What the New Citizenship Fee Structure Means for Aspiring Americans



U.S. Citizenship and Immigration Service (USCIS) is primarily a fee-funded agency within the Department of Homeland Security (DHS). Every two years they are required to review the fees they collect and adjust as needed. Earlier this month USCIS announced they have completed their “fee study” and have proposed raising fees across the board by an average of 21 percent.

The fee hike that will have the largest impact on aspiring citizens is the increase in the already-high naturalization fee which is set to go up 6.6 percent. Currently the application fee is $680, including $85 for biometrics which will increase to $725. However, the agency will also implement a newly proposed partial fee waiver would reduce the naturalization fee to $405 ($320 plus a biometric fee of $85) for families living between 150-200 percent of the federal poverty level. For families of four, the new partial fee waiver would apply to those earning between $36,450-48,600. Individuals who earn up to 150 percent of the federal poverty level, will continue to be eligible for a full fee waiver.

Of the 13.1 million legal permanent residents (LPRs) in the United States, 8.8 million are currently eligible for citizenship. Many, however, are not making the leap from legal permanent resident status to citizen. The number of those naturalizing has been less than 800,000 for the past five consecutive years (however there has been a recent spike in naturalizations which is likely due to the upcoming presidential election). For those eligible to apply, the application cost of naturalization is one of the main barriers to citizenship.

According to Professor’s Manuel Pastor and Jared Sanchez from University of Southern California’s Center for the Study of Immigrant Integration (CSII) roughly 1 million people, or 12 percent of the eligible to naturalize population, could take advantage of the new fee waiver, cutting the cost of naturalization in half.

The fee-waiver is good news, according to Gustavo Torres of Casa de Maryland who said, “Millions of new Americans will have a shot at participating in our democracy. The old fee structure disproportionately blocked the poor from becoming American citizens, freezing them out of our democracy.”

Citizenship is a good thing for immigrants and for the United States. Citizenship means a commitment to the U.S., to the constitution, and to learning U.S. civics and history. Citizenship also comes with many social and economic benefits for individuals, families, children, communities, and our nation as a whole. Addressing the systemic barrier of the cost of naturalization, therefore, is important to prevent citizenship from becoming a privilege available only to those who can most afford it.

Photo Courtesy of City of Bellevue Washington.

This post originally appeared on Immigration Impact.

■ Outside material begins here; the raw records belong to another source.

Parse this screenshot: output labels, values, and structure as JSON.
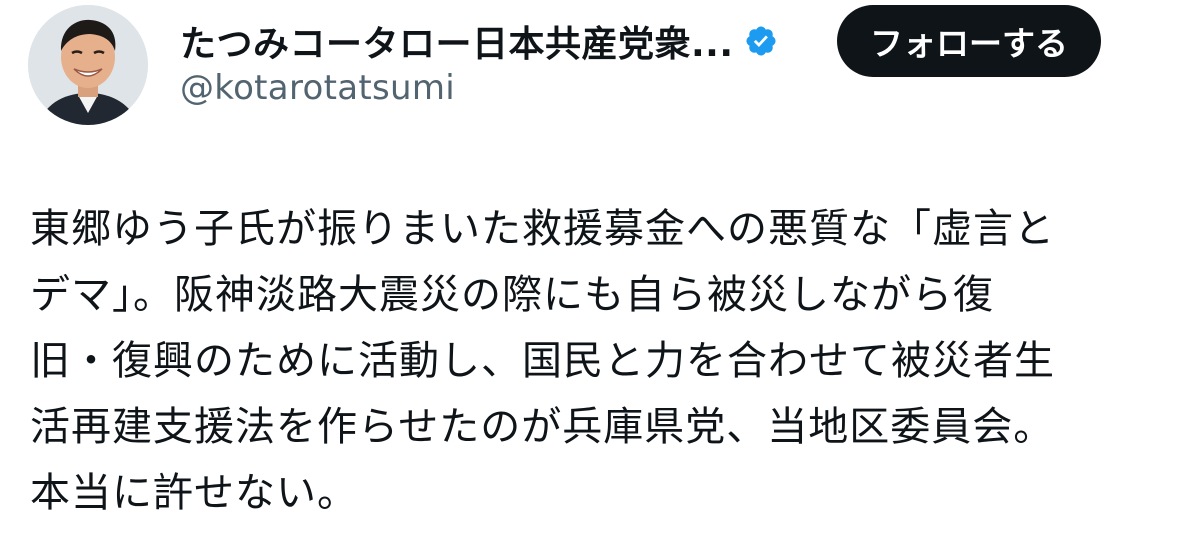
{
  "author": {
    "display_name": "たつみコータロー日本共産党衆...",
    "handle": "@kotarotatsumi",
    "verified": true,
    "avatar_icon": "profile-photo"
  },
  "follow_button": {
    "label": "フォローする"
  },
  "tweet": {
    "lines": [
      "東郷ゆう子氏が振りまいた救援募金への悪質な「虚言と",
      "デマ」。阪神淡路大震災の際にも自ら被災しながら復",
      "旧・復興のために活動し、国民と力を合わせて被災者生",
      "活再建支援法を作らせたのが兵庫県党、当地区委員会。",
      "本当に許せない。"
    ]
  },
  "colors": {
    "text": "#0f1419",
    "secondary_text": "#536471",
    "verified_badge": "#1d9bf0",
    "button_bg": "#0f1419",
    "button_text": "#ffffff",
    "background": "#ffffff"
  }
}
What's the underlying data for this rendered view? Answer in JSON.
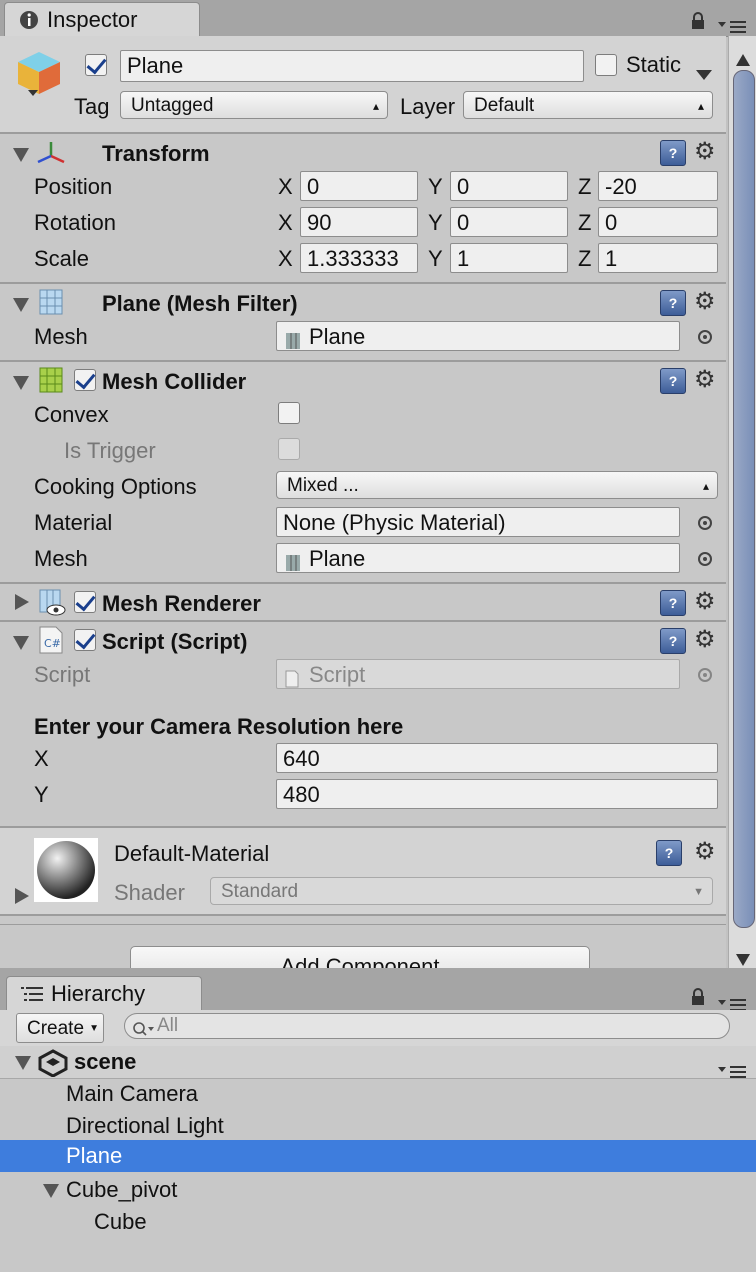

Reprinted with permission.

About The Author

Joshua Breisblatt is a Policy Analyst at the American Immigration Council. Prior to joining the Council he worked at the National Immigration Forum for over four years where he was Manager of Advocacy and Policy. In that role, Josh was the Forum’s main point of contact with U.S. government agencies and the U.S. Congress. He also specialized in border issues, including enforcement, civil rights, oversight of Customs and Border Protection, and trade and commerce at U.S. ports of entry. Josh earned his J.D. from The George Washington University School Law and his B.S. from Arizona State University. Prior to attending law school, he worked for Former Congressman Harry Mitchell from Arizona.

The opinions expressed in this article do not necessarily reflect the opinion of ILW.COM.